Kisspeptin was discovered in Hershey, Pennsylvania, and was named after Hershey’s Kisses. It has 776 pubmed citations going back to 2001, and may (or may not) play a key part integrating circannual reproduction patterns and seasonal thyroid function.
Kisspeptin was originally identified as a protein that inhibited breast cancer and melanoma. This might also provide insight into the WHO’s recent declaration of shift work as a “probable” carcinogen.
Exhibit A. TSH restores a summer phenotype in photoinhibited mammals via the RF-amides RFRP3 and kisspeptin (Klosen 2013)
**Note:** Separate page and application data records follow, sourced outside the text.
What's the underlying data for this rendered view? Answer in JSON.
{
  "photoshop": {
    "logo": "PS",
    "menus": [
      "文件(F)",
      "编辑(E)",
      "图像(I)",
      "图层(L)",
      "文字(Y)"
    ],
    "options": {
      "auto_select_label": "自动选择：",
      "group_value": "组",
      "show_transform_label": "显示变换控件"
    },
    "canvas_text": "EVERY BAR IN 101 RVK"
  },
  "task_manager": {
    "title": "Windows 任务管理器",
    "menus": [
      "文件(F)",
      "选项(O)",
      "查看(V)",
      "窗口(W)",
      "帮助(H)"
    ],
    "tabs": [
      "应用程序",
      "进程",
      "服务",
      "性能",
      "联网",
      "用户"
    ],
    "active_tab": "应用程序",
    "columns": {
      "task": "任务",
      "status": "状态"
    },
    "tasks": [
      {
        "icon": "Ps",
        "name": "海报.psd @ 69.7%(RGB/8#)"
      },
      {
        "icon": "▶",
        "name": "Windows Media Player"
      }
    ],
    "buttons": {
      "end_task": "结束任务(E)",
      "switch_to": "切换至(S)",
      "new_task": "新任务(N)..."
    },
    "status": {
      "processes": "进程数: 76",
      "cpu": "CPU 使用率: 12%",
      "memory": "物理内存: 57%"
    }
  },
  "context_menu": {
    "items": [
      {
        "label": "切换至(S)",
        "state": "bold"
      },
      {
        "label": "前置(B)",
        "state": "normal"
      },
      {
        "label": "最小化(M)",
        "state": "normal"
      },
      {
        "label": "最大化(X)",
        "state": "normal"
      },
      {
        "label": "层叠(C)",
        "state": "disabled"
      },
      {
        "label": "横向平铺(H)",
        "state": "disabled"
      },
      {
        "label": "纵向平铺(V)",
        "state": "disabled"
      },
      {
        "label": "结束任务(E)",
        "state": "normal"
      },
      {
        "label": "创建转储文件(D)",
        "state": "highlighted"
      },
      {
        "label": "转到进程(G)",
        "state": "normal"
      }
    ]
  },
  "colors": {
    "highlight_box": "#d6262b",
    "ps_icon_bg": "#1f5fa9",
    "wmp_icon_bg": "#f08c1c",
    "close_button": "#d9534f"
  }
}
In this study, TSH infusion in short-day adapted hamsters (who are in winter non-breeding mode) induced summer phenotype & kisspeptin. It also fattened them up a bit. These TSH secreting neurons express melatonin receptors, but not those for TRH or T3 (Klosen 2002), so it is said to go something like this: